View Article: PubMed Central - PubMed

Affiliation: Department of Neurobiology, Howard Hughes Medical Institute, University of Massachusetts Medical School, Worcester, Massachusetts, United States of America.

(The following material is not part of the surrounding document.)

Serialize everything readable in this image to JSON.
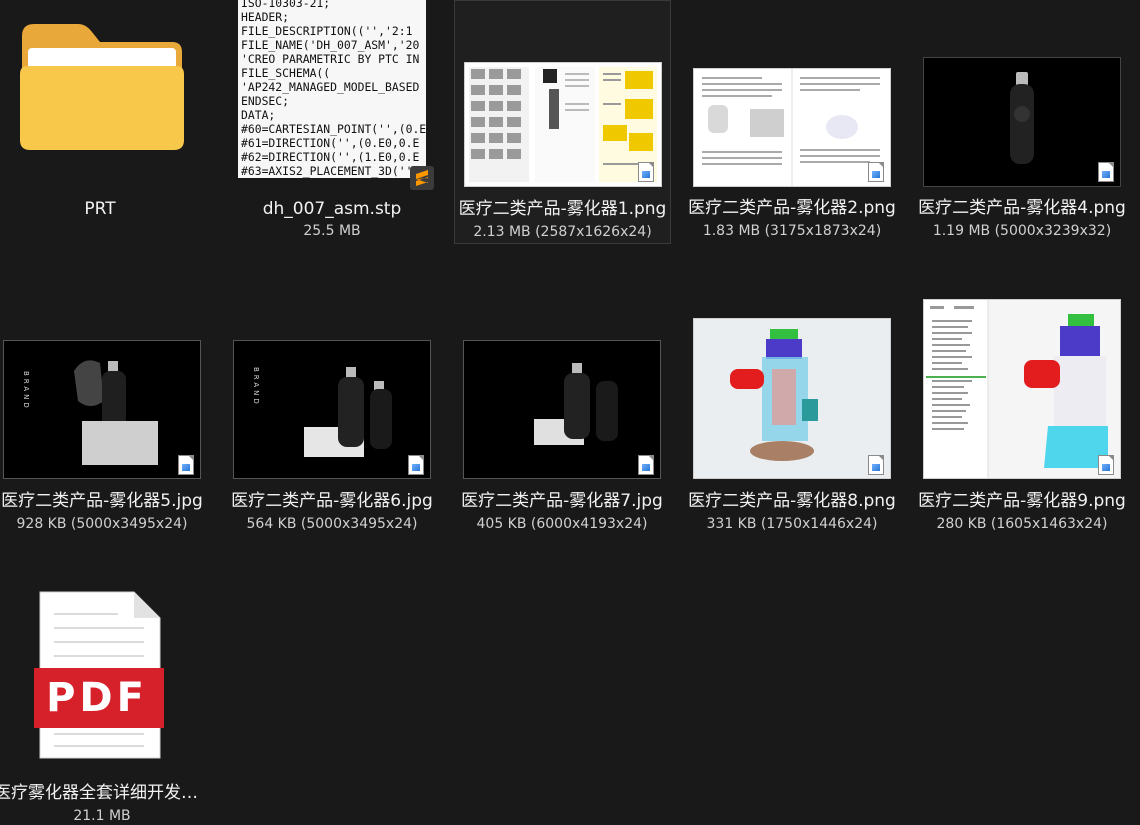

ABSTRACT
Glial cells are exquisitely sensitive to neuronal injury but mechanisms by which glia establish competence to respond to injury, continuously gauge neuronal health, and rapidly activate reactive responses remain poorly defined. Here, we show glial PI3K signaling in the uninjured brain regulates baseline levels of Draper, a receptor essential for Drosophila glia to sense and respond to axonal injury. After injury, Draper levels are up-regulated through a Stat92E-modulated, injury-responsive enhancer element within the draper gene. Surprisingly, canonical JAK/STAT signaling does not regulate draper expression. Rather, we find injury-induced draper activation is downstream of the Draper/Src42a/Shark/Rac1 engulfment signaling pathway. Thus, PI3K signaling and Stat92E are critical in vivo regulators of glial responsiveness to axonal injury. We provide evidence for a positive auto-regulatory mechanism whereby signaling through the injury-responsive Draper receptor leads to Stat92E-dependent, transcriptional activation of the draper gene. We propose that Drosophila glia use this auto-regulatory loop as a mechanism to adjust their reactive state following injury.

Show MeSH
Related in: MedlinePlus